TARFish is the independent, government recognised peak body looking after the interests of recreational marine fishers in Tasmania.

• Peter Whish-Wilson
Australian Senate Australian Greens Senator for Tasmania

media release
Friday, 19th October 2012

Greens Urge Minister Burke to Remain Strong on Super‐Trawler

The Australian Greens have called on Federal Environment Minister Tony Burke to publicly reject Seafish Tasmania’s revised fishery plan for the super-trawler, the F.V. Margiris.

“Minister Burke made some very strong statements on the inadequacies around the system setting the quota, and scientific issues such as localised depletion – essentially reflecting the advice I received months ago,” Senator Peter Whish-Wilson stated.

The Minister’s interim declaration is due to expire on November 20.

“If Minister Burke fails to issue a final declaration, Margiris could put to sea anytime after that date.

“Seafish’s offer is part of a concerted effort to circumvent legitimate concerns around the Australian Fisheries Management Authority process – not to mention the insurmountable weight of public opposition to this proposal.

“I implore Minister Burke to hold his nerve on this and issue a final declaration.

“People are already concerned following the revelation that the Borthwick Review had arrived in Hobart and planned to leave without talking to anti-trawler campaigners.

“The Review only contacted those stakeholders after I raised the issue in Senate estimates, which doesn’t fill me with confidence.

“Why didn’t it occur to the Borthwick Review to seek input from both sides of this discussion? How could they gain a full understanding through only talking to one side of the debate?

“This goes to show that the fight is far from over.”

• Monday on Tasmanian Times: Borthwick fisheries review integrity compromised?

• Download recreational fisher Keith Antonysen’s submission to DAFF and Tony Burke. Keith says DAFF has acknowledged his submission but he has received no acknowledgement from Tony Burke’s department: Here

• Matthew Denholm, The Australian: Trawler ban may cost taxpayers millions

TAXPAYERS may be exposed to millions of dollars in compensation as a result of the Gillard government’s decision to ban the Abel Tasman super-trawler for two years.

Seafish Tasmania, the proponent of the 143m-long ship, has legal advice that suggests it has a good case to overturn the federal ban – imposed by federal Environment Minister Tony Burke last month – on the grounds of procedural unfairness.

Any such successful case would open up taxpayers to liability for compensation, believed to range up to $10 million.

This would be based on costs incurred by Seafish and its Dutch joint venture partners, Parlevliet & Van der Plas, in developing the operation.

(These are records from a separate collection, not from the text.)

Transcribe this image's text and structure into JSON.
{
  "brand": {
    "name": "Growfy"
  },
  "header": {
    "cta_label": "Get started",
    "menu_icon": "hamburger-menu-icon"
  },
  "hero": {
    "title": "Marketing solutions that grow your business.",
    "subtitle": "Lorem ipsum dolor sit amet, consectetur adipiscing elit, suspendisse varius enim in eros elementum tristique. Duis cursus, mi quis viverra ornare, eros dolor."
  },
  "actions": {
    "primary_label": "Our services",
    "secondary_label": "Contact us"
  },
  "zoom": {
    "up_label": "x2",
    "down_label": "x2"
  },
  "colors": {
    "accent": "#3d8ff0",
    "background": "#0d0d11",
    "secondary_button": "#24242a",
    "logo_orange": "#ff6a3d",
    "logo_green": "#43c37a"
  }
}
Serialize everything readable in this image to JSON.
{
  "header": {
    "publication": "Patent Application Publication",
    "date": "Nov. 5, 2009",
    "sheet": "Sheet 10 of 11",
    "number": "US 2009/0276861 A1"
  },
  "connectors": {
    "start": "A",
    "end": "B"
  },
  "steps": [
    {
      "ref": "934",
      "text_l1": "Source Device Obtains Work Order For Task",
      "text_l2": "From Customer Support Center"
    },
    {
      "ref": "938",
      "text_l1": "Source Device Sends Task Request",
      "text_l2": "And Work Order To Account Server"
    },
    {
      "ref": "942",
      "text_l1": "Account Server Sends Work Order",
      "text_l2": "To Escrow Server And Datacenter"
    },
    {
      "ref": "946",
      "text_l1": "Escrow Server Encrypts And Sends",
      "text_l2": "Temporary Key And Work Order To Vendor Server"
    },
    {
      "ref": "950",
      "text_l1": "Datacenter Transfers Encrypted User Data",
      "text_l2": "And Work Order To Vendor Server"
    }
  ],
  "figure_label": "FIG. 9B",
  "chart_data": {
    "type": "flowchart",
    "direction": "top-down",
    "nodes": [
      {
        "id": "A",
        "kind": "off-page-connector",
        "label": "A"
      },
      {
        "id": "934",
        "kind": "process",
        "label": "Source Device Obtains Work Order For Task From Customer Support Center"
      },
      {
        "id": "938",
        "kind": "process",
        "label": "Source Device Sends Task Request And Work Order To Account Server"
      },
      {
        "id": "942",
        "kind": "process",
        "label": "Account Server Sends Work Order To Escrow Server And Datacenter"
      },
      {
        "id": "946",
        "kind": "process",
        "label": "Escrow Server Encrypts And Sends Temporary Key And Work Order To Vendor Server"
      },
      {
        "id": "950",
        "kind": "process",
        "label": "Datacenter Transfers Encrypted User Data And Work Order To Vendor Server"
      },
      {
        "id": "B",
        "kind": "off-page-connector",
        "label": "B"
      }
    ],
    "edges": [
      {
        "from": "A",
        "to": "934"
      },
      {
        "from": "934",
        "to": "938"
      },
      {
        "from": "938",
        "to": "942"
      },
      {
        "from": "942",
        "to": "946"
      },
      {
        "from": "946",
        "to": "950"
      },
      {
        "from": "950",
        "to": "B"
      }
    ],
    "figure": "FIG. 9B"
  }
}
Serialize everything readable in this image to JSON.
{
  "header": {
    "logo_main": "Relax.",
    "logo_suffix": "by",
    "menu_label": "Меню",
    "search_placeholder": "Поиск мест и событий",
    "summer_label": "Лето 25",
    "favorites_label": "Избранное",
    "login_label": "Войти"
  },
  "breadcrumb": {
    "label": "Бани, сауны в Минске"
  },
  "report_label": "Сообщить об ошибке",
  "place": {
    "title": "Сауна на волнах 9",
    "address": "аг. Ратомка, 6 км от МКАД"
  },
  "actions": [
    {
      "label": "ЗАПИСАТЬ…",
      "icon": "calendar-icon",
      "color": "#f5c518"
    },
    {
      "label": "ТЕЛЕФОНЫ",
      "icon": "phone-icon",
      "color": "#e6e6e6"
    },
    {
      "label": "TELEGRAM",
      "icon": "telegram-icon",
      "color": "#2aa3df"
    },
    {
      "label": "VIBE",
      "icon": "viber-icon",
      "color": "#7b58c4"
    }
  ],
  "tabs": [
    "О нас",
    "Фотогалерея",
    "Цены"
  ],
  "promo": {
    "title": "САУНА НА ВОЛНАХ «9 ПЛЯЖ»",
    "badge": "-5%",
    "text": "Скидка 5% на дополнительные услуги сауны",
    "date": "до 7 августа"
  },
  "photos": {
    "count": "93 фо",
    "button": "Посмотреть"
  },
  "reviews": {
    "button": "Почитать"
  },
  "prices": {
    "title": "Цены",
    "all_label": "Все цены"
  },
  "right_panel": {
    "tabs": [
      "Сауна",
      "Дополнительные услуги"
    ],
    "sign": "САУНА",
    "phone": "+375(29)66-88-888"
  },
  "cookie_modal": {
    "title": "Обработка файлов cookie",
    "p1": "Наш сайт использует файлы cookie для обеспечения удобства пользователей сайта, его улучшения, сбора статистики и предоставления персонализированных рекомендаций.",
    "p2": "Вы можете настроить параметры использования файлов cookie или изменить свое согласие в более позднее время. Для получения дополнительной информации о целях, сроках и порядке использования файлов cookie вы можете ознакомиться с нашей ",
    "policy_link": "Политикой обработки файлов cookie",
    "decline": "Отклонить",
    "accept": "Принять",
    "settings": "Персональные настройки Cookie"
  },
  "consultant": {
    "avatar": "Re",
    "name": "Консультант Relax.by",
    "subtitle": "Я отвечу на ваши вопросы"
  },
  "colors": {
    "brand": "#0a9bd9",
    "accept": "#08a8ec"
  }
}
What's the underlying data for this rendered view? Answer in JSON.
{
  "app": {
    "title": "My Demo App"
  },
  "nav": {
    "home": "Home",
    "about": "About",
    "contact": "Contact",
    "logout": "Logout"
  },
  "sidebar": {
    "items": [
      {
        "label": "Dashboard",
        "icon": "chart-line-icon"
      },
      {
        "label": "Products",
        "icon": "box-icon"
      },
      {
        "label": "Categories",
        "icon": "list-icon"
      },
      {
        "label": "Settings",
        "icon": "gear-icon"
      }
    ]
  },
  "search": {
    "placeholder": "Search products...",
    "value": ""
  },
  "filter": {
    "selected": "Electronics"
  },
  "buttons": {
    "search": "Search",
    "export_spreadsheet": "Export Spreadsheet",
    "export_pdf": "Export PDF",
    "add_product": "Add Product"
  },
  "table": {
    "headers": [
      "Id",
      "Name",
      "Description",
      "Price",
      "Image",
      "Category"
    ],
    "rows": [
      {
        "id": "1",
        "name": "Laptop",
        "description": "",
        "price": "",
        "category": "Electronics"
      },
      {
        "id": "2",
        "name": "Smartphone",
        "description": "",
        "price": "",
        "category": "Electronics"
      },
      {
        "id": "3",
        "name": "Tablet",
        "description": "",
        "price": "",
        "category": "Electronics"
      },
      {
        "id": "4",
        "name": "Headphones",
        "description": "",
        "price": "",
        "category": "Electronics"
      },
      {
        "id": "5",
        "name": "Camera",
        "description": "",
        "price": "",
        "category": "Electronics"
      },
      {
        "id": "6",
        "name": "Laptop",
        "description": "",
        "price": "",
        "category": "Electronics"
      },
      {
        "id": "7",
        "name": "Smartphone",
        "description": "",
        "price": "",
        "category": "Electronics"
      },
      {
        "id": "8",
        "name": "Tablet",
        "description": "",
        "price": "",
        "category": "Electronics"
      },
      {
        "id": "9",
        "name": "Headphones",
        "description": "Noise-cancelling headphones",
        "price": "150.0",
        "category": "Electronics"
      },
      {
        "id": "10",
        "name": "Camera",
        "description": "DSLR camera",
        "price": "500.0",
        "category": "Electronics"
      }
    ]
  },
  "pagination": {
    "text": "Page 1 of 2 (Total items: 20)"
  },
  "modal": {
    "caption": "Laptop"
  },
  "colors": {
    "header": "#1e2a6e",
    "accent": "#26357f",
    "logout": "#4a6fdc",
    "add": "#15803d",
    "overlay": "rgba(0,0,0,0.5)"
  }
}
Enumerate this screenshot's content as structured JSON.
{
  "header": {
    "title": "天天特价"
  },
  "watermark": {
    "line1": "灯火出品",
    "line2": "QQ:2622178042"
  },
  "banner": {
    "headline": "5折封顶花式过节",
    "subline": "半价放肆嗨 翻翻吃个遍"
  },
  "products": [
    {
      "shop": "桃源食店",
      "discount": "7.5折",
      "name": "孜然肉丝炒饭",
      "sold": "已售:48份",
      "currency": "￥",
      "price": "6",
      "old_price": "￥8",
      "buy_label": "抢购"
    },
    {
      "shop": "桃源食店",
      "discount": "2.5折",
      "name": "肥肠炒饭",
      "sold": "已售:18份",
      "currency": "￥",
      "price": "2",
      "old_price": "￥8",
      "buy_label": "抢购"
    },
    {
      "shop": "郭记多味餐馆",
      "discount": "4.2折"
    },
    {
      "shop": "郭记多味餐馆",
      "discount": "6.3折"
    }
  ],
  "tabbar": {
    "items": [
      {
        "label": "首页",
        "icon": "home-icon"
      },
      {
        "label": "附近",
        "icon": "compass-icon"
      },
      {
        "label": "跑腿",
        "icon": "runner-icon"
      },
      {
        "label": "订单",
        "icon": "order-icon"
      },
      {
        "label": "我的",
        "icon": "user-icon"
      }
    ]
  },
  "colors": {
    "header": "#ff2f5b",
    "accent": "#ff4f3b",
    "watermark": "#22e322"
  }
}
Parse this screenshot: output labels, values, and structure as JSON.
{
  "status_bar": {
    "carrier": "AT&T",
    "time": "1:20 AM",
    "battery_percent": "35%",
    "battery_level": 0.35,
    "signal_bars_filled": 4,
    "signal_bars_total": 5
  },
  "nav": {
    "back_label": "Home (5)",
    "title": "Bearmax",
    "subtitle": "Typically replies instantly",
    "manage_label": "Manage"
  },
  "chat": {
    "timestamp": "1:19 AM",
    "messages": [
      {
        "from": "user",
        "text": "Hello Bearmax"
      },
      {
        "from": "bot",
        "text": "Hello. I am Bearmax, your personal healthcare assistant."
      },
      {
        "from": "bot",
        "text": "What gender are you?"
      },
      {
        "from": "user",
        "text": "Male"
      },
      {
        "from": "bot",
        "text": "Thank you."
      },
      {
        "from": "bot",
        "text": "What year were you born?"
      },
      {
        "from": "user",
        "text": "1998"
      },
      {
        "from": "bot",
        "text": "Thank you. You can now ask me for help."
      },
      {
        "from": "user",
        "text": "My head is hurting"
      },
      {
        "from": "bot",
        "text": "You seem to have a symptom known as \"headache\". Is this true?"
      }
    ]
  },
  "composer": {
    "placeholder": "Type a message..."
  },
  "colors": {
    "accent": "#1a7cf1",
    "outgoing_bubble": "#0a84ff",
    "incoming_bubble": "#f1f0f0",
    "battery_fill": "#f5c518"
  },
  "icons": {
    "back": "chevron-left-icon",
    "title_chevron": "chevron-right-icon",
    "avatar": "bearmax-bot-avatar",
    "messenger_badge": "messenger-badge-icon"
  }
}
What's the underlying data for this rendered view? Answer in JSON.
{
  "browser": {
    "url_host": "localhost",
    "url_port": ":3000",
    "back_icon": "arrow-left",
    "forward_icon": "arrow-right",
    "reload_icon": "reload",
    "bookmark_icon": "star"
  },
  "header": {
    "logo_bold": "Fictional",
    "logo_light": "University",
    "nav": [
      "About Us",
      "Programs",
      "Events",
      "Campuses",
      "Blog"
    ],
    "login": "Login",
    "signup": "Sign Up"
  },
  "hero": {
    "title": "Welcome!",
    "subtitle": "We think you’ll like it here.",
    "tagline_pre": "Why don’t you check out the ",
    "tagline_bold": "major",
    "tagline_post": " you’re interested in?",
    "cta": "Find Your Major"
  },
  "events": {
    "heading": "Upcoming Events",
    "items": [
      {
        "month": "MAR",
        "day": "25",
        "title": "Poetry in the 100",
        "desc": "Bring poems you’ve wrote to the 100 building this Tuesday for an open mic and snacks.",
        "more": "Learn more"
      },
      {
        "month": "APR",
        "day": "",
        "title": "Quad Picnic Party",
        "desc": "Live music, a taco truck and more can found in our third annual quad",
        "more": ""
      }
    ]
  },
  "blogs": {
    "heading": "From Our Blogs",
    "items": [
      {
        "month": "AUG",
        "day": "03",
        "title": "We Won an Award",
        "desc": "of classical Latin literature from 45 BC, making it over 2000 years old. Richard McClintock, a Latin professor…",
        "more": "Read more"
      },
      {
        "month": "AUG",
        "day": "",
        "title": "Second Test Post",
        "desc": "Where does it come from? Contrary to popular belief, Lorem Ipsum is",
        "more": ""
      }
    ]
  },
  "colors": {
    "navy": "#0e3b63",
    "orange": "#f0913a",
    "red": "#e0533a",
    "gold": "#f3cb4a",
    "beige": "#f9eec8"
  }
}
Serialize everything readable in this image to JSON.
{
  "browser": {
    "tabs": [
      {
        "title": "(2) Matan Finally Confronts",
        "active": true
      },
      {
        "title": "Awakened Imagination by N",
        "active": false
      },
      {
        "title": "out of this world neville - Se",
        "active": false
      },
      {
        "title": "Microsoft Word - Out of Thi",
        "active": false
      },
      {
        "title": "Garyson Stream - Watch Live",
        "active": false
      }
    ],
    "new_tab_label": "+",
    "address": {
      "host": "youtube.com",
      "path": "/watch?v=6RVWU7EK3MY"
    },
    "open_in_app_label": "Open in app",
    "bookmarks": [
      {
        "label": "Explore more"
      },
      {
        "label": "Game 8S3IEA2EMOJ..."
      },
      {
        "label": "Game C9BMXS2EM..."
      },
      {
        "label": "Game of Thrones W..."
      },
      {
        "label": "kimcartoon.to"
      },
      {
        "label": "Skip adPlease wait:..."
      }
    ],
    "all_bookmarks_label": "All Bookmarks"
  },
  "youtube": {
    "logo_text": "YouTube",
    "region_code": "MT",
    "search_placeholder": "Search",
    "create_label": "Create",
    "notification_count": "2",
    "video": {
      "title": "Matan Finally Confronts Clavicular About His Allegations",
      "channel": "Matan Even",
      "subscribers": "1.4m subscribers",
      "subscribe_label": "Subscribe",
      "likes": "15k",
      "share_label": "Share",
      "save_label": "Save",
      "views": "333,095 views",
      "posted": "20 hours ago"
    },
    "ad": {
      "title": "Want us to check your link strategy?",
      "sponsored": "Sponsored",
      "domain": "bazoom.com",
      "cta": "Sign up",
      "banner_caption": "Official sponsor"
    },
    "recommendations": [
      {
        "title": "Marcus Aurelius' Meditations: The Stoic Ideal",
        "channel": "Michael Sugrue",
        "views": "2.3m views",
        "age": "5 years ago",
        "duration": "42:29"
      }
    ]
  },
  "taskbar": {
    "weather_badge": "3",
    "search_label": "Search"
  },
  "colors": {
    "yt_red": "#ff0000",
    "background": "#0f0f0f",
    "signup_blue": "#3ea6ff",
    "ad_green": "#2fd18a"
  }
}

These include bringing the freezer factory ship from Europe and not being able to fish since the ban was announced on September 11, with daily wharf fees still being incurred.

Seafish argues that, for seven years, it was given to understand by regulators and government that there was no barrier to the use of factory ships in the small pelagic fishery.

Fisheries Minister Joe Ludwig said the government was not fully aware of the Seafish’s plans before May this year. “The 143m length and nature of the vessel was not made clear to AFMA until at least May 2012, and my office was not made aware until June,” Senator Ludwig said.

However, emeritus professor in fisheries management at the University of Canberra, Bob Kearney, said the decision to ban the trawler ignored the view of all credible fisheries scientists that AFMA’s quota and management regime were soundly based.

Matthew Denholm’s full story here